Annuals; (slender); glabrous or sparsely to densely pubescent throughout. Rhizomes absent. Stems (simple or few to several from base), erect, (somewhat flexuous), often branched distally, (0.5–)1–3(–4) dm. Basal leaves (often withered by anthesis), usually not rosulate, pinnately (5 or) 7–13(–17)-foliolate, (2–)4–10cm, leaflets sessile or petiolulate; petiole 0.5–2.5(–4.5) cm; lateral leaflets similar to terminal, sometimes smaller; terminal leaflet (sessile or petiolule to 0.5 cm), blade linear to oblong, oblanceolate to obovate, or suborbicular, (0.1–)0.3–1 cm × 1–7 mm, base cuneate, margins entire or 3(–5)-toothed or -lobed. Cauline leaves 5–10(–14), (5–)9–15(–17)-foliolate, petiolate, leaflets sessile; petiole 0.3–1 cm, base not auriculate; lateral leaflets similar to terminal, sometimes smaller; terminal leaflet blade filiform, linear, or narrowly oblong, 0.3–1(–1.6) cm × 0.3–3 mm, margins usually entire, rarely 1–3-toothed. Racemes ebracteate. Fruiting pedicels divaricate or ascending, 4–10 mm. Flowers: sepals oblong, 1–1.5(–2) × 0.3–0.5 mm, lateral pair not saccate basally, (margins membranous); petals white, oblanceolate, (1.5–)1.8–2.5(–3) × 0.4–0.8(–1) mm; filaments 1.4–2.5 mm; anthers ovate, 0.2–0.4 mm. Fruits linear, (torulose), (0.5–)1–2(–2.5) cm × 0.6–0.9 mm; ovules 20–50 per ovary; style 0.3–0.7(–1) mm. Seeds pale brown, oblong-ovoid, 0.6–0.9 × 0.4–0.6 mm, (narrowly margined or not). 2n = 16.

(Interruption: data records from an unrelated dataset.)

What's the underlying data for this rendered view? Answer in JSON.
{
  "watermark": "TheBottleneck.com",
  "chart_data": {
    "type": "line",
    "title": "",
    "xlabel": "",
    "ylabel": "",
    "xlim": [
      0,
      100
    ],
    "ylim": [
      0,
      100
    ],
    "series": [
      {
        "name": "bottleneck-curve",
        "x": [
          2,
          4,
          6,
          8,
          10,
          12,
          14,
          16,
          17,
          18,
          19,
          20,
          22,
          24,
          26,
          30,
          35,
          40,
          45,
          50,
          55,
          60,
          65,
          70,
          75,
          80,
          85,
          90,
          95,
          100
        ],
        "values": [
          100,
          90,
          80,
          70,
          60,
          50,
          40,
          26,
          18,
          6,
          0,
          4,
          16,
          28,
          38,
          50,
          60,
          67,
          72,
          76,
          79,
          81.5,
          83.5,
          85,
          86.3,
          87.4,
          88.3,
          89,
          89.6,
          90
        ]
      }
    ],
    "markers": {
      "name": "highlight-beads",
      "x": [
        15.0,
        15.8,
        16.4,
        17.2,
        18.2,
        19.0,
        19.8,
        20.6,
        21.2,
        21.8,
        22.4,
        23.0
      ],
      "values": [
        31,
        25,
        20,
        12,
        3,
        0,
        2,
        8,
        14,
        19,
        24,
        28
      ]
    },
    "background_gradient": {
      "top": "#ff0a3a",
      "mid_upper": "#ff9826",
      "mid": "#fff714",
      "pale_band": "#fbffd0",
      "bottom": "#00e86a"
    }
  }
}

Phenology: Flowering Mar–Jun.
Habitat: Roadsides, stream banks, rocky crests and outcrops, crevices of granitic bedrock, dry woods, glades, fallow fields, disturbed ground, limestone barrens, marsh and swamp margins, floodplains, waste ground, slopes, ledges, cliffs, meadows

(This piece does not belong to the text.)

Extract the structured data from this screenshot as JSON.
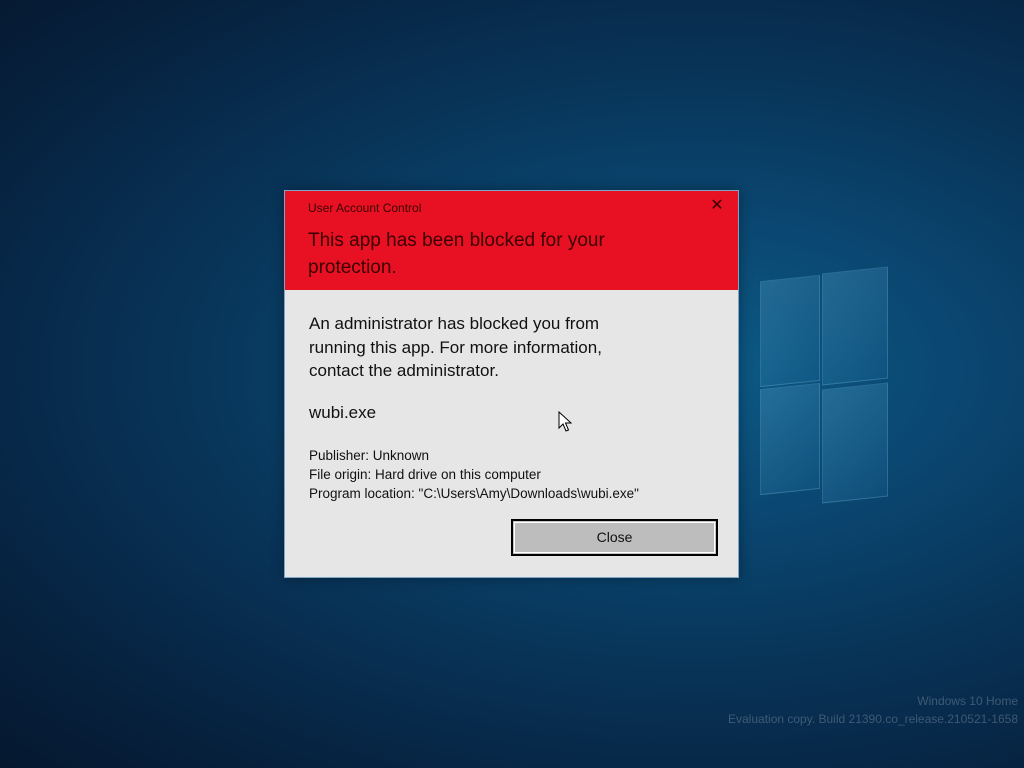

Elevation: 0-1500 m
Alta., B.C., Man., N.B., Nfld. and Labr. (Nfld.), N.W.T., Ont., Que., Sask., Ala., Ark., Conn., Del., D.C., Fla., Ga., Idaho, Ill., Ind., Iowa, Kans., Ky., La., Maine, Md., Mass., Mich., Minn., Mo., N.H., N.J., N.Y., N.C., Ohio, Okla., Oreg., Pa., R.I., S.C., Tenn., Tex., Vt., Va., W.Va., Wis., Eurasia.
Within Cardamine parviflora, in the broad sense, two species or varieties have been recognized: the Eurasian C. parviflora (or C. parviflora var. parviflora) versus the North American C. arenicola (or C. parviflora var. arenicola). Nuclear DNA data suggested a sister relationship of the North American and Eurasian entities, while cpDNA data showed them intermingled (J. Lihová et al. 2006). There are no apparent morphological differences between these entities, although detailed morphological studies are still lacking. We currently prefer to treat them as a single taxon.